● **Assigned task**:
List, from the lines below, each one with "that" in it.

● **Provided material**:

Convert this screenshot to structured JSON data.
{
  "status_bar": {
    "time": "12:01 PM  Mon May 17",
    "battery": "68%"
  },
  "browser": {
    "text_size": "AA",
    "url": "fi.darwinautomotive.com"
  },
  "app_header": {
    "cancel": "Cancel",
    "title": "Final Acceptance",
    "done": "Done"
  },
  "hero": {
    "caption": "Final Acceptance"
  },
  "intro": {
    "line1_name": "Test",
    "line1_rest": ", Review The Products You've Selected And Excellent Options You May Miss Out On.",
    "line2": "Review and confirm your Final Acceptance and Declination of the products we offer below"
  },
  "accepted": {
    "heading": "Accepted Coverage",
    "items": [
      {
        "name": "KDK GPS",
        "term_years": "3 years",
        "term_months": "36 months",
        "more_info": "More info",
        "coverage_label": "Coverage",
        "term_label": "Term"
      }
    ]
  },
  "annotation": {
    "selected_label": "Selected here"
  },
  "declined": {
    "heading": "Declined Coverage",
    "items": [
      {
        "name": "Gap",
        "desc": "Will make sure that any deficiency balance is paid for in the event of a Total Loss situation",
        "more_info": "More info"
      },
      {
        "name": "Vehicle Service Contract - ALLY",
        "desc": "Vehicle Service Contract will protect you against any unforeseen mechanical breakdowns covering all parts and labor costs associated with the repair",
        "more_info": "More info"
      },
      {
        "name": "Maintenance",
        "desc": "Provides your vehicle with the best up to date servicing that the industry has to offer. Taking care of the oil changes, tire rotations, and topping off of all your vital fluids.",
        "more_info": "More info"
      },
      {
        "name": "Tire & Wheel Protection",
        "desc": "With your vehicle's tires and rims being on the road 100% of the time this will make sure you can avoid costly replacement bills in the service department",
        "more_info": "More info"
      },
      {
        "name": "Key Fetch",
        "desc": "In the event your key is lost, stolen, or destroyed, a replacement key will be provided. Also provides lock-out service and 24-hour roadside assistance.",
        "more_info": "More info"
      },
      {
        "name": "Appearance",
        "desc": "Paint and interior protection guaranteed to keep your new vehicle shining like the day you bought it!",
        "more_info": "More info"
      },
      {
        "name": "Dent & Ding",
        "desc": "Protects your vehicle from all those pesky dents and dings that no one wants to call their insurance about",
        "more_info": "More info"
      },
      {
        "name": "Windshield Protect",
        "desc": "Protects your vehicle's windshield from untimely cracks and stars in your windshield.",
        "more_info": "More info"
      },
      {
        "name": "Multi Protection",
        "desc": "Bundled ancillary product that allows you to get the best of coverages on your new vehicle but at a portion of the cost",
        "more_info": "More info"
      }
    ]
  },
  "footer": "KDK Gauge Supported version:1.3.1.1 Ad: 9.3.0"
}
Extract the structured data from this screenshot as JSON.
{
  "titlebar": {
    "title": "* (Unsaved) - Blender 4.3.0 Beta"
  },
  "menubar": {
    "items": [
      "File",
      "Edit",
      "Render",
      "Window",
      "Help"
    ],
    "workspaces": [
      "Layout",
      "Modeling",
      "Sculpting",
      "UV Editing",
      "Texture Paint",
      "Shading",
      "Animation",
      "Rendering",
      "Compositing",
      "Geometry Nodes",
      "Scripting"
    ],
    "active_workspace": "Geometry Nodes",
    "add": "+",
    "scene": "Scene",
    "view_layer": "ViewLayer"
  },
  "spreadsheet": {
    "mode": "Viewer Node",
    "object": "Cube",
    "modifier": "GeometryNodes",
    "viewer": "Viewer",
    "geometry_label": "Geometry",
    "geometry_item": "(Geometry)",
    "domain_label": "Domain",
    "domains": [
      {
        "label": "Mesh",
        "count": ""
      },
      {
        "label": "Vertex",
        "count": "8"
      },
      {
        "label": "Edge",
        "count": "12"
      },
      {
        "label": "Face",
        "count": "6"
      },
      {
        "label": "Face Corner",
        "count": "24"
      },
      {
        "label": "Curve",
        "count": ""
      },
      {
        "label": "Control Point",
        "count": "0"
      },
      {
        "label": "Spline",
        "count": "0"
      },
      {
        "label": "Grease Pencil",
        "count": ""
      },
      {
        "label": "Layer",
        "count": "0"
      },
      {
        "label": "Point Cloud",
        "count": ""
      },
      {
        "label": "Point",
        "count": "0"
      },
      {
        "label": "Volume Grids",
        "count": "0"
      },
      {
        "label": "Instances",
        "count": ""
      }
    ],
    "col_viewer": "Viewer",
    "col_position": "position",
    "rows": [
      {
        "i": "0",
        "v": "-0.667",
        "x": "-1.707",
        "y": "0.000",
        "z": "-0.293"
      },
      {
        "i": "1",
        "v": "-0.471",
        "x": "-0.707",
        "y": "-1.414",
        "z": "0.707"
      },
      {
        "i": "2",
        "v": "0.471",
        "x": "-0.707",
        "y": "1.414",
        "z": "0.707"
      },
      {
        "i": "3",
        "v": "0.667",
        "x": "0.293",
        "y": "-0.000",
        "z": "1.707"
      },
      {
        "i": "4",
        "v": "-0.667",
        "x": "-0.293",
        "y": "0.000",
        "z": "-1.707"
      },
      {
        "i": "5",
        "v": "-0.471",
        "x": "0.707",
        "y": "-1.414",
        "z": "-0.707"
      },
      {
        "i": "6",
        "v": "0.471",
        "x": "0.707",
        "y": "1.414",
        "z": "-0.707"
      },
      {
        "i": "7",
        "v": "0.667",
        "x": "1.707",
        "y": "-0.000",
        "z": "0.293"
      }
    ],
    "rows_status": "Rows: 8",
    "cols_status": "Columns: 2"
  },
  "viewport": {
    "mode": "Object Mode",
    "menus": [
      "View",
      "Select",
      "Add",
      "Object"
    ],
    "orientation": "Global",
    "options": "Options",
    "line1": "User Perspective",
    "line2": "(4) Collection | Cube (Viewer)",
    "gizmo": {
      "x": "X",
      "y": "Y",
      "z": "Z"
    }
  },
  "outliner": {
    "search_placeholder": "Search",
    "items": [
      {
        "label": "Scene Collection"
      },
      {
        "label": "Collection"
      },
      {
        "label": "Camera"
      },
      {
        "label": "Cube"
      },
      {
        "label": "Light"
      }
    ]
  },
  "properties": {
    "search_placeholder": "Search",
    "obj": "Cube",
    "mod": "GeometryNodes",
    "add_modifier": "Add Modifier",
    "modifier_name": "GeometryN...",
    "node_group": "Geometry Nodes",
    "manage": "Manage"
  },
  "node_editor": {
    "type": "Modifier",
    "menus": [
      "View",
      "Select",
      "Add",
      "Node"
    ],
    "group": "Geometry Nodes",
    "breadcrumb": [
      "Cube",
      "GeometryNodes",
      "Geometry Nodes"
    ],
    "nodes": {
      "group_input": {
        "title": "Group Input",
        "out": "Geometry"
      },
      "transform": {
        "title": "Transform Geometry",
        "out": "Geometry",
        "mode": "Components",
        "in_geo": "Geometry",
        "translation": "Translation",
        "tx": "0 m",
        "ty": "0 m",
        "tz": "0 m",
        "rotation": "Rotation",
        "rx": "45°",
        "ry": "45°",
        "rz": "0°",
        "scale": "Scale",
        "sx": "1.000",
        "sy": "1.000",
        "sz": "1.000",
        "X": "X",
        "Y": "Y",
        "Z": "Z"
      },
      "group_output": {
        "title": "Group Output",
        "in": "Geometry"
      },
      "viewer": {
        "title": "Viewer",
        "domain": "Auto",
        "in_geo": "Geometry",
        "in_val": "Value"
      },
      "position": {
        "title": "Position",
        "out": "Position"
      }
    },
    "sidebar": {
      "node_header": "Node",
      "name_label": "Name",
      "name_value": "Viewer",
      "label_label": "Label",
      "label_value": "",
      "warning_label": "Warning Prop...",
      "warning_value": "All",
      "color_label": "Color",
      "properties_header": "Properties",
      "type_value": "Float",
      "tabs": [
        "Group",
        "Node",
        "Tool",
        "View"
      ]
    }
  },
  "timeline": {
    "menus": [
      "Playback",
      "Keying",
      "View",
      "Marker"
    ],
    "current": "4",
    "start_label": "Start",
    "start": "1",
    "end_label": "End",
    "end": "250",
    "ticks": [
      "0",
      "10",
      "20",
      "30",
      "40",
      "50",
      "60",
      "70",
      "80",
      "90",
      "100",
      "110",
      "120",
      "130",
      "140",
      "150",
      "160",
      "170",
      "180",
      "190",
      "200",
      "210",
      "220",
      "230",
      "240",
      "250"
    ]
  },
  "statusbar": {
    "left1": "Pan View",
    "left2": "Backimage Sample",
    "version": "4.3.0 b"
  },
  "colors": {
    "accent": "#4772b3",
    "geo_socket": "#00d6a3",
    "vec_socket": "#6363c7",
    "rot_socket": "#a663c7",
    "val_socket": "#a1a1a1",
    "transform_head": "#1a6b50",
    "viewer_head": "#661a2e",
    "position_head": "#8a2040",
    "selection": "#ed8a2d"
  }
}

● **Solution to the problem**:
        "desc": "Will make sure that any deficiency balance is paid for in the event of a Total Loss situation",
        "desc": "Provides your vehicle with the best up to date servicing that the industry has to offer. Taking care of the oil changes, tire rotations, and topping off of all your vital fluids.",
        "desc": "Protects your vehicle from all those pesky dents and dings that no one wants to call their insurance about",
        "desc": "Bundled ancillary product that allows you to get the best of coverages on your new vehicle but at a portion of the cost",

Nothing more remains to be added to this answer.